Tomato food is usually given when the first pea-like fruit starts to appear – just after the flowers die away.

Red Alert (above) is good at setting its flowers at lower temperatures than many other varieties – that’s one reason why it is such an early variety to mature. Maskotka is close behind – see video below.

The Five Tumbling Toms
Brian is the first to set fruit (as mentioned above) and Charlie has also a tiny pea-like tom. Daisy is flowering well and because she gets lots of light at the top of the greenhouse, is not growing to high.

Alice is sprouting out all over and Eric is quietly content with all the water he’s getting – especially now that the sun is shining!

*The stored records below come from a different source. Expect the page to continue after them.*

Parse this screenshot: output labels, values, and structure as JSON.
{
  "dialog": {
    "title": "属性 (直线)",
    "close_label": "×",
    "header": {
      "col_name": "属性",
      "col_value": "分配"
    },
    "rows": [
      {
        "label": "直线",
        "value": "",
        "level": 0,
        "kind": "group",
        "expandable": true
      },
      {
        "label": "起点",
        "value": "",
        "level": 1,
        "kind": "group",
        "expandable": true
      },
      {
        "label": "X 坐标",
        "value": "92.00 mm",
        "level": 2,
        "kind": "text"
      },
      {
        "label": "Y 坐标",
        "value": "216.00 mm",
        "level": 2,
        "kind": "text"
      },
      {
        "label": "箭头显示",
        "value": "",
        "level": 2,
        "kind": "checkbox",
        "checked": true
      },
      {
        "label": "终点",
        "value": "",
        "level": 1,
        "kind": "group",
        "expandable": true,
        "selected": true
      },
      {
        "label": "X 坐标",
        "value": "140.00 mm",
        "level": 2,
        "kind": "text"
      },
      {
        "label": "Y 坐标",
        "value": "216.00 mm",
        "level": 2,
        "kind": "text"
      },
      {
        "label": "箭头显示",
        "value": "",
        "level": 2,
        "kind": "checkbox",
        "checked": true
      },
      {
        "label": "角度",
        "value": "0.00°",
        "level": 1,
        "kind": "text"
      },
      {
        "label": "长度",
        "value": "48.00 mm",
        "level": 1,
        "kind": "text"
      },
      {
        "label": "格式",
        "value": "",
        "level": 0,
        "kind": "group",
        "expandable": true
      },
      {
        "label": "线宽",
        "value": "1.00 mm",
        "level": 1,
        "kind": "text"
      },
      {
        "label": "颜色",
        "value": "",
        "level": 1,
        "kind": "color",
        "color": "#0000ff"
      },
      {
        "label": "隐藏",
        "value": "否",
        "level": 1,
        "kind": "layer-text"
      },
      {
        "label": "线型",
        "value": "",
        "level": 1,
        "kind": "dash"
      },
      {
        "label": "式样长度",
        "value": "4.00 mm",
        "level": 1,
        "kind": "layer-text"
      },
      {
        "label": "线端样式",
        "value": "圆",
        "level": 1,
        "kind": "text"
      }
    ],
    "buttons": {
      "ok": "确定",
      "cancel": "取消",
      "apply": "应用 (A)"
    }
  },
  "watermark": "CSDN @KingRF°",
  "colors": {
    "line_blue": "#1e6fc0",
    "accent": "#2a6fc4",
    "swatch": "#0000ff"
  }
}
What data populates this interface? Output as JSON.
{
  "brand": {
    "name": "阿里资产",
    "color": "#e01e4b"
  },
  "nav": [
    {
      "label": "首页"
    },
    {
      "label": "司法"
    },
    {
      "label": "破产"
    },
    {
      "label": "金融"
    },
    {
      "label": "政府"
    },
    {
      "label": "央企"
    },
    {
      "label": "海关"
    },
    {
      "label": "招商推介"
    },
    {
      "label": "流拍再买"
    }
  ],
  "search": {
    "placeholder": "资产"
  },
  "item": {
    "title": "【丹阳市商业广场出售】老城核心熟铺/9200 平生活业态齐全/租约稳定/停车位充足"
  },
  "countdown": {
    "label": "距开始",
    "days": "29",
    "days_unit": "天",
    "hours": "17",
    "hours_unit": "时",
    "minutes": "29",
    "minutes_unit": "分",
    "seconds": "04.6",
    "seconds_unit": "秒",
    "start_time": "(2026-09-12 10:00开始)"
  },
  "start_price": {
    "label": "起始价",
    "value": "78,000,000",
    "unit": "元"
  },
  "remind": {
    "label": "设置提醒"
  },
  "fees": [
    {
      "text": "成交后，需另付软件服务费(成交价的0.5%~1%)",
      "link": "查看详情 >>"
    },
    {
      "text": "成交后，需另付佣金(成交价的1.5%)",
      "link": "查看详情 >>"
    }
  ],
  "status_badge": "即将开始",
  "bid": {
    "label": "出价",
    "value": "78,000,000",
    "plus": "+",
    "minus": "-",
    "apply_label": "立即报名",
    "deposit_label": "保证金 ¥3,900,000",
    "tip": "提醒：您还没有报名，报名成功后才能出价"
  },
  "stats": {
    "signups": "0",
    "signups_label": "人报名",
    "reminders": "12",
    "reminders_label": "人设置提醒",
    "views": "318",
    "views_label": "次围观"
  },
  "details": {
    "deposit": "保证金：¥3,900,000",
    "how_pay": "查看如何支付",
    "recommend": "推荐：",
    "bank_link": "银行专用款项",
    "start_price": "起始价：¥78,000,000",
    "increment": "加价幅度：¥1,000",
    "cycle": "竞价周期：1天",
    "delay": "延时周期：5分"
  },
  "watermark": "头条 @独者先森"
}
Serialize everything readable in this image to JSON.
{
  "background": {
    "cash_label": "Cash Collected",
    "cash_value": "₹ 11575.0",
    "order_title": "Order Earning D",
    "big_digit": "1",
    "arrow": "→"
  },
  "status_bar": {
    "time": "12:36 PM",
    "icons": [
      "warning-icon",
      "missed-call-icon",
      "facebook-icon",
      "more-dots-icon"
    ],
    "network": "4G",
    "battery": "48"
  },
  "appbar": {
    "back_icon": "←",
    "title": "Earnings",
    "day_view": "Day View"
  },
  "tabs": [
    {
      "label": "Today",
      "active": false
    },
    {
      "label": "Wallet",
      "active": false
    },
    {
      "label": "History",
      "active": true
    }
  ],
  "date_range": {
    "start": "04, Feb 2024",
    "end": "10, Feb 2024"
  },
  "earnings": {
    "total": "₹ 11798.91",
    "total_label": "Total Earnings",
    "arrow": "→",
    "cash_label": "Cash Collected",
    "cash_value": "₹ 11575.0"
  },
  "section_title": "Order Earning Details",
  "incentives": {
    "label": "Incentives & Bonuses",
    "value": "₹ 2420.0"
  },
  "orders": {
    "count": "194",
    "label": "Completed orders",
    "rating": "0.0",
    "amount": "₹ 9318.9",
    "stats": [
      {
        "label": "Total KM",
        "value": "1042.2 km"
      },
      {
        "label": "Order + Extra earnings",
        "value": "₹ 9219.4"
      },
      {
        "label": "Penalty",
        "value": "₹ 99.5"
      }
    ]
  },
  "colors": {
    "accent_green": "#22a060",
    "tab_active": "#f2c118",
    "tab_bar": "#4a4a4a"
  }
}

Leaf Curl – Bottom of Plant
This is quite normal and many varieties do this by default. These leaves will eventually be removed.

Leaf Curl Top
At this time of the season it is often the case that plants become stressed. Over/under watering, temperature fluctuations and becoming established in their final positions all take their toll. The result is often tightly curled top leaves and leaf branches curled under.

This condition usually rectifies itself over a week or two as plants adjust to their new conditions and temperatures become more consistent.

That’s it for this week, as always I’m happy to answer any questions if I can and you’ll find me on Facebook too.

Regards,
Nick

nick@tomatogrowing.co.uk